● **Data to examine**
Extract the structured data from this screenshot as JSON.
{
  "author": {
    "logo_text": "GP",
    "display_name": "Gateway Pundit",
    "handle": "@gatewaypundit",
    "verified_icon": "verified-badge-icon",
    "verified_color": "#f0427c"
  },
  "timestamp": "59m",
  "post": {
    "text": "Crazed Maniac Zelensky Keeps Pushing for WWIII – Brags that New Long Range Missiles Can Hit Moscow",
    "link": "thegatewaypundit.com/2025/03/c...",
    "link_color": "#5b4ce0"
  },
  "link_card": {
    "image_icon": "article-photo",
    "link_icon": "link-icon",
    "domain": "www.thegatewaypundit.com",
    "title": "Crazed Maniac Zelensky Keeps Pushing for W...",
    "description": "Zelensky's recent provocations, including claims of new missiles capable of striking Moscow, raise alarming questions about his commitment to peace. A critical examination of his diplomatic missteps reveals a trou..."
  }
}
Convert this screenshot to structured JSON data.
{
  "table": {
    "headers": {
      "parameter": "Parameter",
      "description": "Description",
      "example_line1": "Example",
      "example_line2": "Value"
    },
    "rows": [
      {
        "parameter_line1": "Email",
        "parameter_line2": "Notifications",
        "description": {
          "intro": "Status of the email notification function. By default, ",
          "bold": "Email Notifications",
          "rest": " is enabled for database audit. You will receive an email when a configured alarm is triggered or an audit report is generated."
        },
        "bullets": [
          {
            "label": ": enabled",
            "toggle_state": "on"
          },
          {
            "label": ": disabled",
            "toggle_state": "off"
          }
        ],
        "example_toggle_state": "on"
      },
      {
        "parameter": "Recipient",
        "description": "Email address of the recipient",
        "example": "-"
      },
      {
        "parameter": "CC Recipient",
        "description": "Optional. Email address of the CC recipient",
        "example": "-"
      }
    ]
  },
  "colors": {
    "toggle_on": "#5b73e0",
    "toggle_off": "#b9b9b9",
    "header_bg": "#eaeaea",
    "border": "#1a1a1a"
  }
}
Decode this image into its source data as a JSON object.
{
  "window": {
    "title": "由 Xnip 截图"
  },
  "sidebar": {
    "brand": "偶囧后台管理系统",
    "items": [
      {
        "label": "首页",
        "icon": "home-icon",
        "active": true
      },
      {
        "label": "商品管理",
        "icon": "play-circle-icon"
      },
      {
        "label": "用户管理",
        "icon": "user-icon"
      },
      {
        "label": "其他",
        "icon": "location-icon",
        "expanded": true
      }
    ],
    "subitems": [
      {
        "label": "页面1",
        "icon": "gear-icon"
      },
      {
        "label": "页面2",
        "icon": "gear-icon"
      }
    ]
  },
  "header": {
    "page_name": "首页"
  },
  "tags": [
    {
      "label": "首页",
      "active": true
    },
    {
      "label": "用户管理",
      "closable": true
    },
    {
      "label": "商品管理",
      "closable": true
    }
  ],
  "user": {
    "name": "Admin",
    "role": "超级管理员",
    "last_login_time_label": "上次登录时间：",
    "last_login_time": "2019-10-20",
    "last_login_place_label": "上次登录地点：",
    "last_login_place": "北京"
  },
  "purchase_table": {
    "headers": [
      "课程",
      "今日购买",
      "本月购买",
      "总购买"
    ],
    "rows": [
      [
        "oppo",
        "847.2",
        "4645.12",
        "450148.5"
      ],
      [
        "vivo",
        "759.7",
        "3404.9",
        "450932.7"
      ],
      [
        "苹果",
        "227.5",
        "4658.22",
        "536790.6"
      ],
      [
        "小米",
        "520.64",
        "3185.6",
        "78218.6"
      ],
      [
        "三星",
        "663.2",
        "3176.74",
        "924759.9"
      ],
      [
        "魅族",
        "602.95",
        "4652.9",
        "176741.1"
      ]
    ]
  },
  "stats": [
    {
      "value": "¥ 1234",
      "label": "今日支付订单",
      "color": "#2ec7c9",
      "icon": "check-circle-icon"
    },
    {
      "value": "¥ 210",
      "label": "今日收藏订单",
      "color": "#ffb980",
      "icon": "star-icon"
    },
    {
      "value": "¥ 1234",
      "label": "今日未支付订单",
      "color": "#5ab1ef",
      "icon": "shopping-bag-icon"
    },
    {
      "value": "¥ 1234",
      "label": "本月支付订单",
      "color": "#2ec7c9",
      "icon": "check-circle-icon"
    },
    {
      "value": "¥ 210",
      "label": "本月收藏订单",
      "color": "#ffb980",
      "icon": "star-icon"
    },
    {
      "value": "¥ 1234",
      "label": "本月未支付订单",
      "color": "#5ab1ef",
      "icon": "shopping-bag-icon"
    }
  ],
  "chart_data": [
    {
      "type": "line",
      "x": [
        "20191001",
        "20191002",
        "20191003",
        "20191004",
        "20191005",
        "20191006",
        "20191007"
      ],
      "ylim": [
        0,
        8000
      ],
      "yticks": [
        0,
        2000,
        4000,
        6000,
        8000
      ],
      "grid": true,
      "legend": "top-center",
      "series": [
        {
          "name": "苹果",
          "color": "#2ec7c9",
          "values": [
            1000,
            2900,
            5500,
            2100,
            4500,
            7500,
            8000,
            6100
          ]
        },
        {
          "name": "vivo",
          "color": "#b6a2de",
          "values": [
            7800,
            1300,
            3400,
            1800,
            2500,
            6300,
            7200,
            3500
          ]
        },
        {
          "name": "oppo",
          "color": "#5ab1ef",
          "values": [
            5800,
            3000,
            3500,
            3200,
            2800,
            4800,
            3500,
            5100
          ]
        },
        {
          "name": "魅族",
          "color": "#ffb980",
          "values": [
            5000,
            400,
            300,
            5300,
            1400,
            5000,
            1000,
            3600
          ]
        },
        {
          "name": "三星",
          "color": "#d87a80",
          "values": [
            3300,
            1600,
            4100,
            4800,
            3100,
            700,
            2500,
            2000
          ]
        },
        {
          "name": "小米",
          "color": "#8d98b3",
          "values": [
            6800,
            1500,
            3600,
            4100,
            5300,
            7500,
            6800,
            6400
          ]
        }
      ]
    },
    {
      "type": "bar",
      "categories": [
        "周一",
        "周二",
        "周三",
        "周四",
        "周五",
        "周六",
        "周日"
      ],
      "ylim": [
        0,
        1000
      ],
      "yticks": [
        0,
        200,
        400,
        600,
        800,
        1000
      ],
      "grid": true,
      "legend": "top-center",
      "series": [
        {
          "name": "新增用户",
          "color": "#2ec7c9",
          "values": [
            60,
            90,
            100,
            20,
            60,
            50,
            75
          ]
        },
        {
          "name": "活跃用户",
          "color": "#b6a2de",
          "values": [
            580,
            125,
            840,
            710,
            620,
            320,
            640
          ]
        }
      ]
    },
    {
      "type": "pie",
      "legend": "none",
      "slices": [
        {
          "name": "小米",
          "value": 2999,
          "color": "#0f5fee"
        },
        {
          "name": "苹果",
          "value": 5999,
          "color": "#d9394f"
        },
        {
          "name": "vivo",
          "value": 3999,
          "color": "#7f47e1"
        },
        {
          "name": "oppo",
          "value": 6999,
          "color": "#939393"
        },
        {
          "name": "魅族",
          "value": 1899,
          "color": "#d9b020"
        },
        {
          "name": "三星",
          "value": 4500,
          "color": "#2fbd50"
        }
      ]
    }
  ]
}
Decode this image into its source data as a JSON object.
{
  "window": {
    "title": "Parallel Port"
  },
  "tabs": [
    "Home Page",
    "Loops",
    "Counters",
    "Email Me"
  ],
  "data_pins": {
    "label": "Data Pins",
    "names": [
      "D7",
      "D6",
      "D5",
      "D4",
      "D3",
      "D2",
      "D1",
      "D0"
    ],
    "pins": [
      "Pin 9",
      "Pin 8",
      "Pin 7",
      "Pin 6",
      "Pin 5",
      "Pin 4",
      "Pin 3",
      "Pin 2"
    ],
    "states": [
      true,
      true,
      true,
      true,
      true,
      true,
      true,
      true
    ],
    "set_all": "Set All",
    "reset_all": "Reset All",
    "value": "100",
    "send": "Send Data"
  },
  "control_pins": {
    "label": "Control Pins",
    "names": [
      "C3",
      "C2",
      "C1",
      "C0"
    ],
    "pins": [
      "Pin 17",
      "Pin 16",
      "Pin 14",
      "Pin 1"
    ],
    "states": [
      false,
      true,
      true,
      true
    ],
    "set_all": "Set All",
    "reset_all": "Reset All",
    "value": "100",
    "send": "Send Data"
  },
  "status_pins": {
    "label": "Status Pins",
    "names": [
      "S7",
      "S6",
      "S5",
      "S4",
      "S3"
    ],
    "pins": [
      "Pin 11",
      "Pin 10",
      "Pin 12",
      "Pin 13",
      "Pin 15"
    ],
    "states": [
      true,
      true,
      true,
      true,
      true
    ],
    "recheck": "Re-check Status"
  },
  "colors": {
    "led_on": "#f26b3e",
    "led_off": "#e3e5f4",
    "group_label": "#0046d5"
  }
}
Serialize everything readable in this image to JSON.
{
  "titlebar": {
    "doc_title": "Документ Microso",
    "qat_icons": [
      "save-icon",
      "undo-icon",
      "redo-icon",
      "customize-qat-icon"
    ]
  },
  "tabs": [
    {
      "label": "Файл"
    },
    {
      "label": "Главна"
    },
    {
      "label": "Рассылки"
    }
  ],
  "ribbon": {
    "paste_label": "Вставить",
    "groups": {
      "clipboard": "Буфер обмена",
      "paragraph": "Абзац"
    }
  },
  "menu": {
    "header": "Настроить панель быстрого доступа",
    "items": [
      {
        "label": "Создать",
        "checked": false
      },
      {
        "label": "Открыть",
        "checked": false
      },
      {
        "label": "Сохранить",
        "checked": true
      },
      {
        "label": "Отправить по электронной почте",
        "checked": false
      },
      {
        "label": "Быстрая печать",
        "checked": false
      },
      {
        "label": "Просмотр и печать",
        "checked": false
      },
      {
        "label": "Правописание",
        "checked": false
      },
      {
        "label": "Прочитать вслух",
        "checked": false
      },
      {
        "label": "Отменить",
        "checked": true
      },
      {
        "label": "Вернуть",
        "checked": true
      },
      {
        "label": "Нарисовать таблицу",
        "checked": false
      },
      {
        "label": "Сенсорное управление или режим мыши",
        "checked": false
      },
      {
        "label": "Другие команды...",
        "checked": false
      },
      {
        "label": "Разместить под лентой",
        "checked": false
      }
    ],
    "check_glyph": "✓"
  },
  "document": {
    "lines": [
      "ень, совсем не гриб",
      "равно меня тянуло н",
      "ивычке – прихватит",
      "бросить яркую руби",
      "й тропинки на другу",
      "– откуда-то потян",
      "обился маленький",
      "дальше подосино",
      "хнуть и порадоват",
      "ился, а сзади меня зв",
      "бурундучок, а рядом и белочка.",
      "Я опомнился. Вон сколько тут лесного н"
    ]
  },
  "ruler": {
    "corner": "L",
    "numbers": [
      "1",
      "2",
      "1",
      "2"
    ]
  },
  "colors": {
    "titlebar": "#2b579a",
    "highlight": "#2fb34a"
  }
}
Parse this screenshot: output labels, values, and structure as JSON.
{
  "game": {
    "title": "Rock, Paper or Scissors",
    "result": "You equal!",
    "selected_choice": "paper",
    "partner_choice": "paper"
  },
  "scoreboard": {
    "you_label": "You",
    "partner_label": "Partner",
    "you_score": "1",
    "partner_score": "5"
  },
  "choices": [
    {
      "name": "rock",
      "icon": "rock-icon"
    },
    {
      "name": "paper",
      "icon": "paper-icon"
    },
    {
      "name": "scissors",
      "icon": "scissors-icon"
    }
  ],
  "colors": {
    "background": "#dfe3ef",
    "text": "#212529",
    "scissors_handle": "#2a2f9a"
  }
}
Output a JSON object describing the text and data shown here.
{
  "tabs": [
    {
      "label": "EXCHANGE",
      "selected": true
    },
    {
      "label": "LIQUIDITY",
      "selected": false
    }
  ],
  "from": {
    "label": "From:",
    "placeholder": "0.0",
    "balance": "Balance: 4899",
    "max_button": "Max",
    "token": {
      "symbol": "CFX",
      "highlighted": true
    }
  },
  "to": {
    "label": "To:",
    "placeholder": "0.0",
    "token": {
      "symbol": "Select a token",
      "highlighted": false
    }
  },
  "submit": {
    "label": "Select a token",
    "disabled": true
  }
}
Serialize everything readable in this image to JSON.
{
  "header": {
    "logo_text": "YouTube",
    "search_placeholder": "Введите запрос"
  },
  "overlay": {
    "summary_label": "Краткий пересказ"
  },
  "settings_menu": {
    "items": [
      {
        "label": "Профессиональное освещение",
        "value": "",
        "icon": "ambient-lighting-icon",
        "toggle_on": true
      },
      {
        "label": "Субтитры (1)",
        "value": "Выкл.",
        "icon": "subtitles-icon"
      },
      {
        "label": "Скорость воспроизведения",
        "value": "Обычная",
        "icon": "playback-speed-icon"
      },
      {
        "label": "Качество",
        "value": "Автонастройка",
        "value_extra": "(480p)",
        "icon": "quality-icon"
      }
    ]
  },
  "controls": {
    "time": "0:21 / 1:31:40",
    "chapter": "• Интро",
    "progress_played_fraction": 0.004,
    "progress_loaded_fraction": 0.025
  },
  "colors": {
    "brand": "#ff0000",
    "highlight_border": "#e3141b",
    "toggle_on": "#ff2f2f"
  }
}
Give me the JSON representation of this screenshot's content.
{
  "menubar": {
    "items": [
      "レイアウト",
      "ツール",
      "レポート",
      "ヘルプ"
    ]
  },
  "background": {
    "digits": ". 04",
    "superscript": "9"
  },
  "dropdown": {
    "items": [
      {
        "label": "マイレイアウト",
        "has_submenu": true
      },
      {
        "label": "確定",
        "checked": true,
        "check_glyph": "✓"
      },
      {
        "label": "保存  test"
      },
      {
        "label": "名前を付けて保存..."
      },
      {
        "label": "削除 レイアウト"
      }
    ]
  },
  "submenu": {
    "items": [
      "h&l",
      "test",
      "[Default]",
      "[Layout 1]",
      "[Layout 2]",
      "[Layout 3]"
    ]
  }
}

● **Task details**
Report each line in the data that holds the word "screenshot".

● **Output for this exercise**
Extract the structured data from this screenshot as JSON.
Convert this screenshot to structured JSON data.
Parse this screenshot: output labels, values, and structure as JSON.
Give me the JSON representation of this screenshot's content.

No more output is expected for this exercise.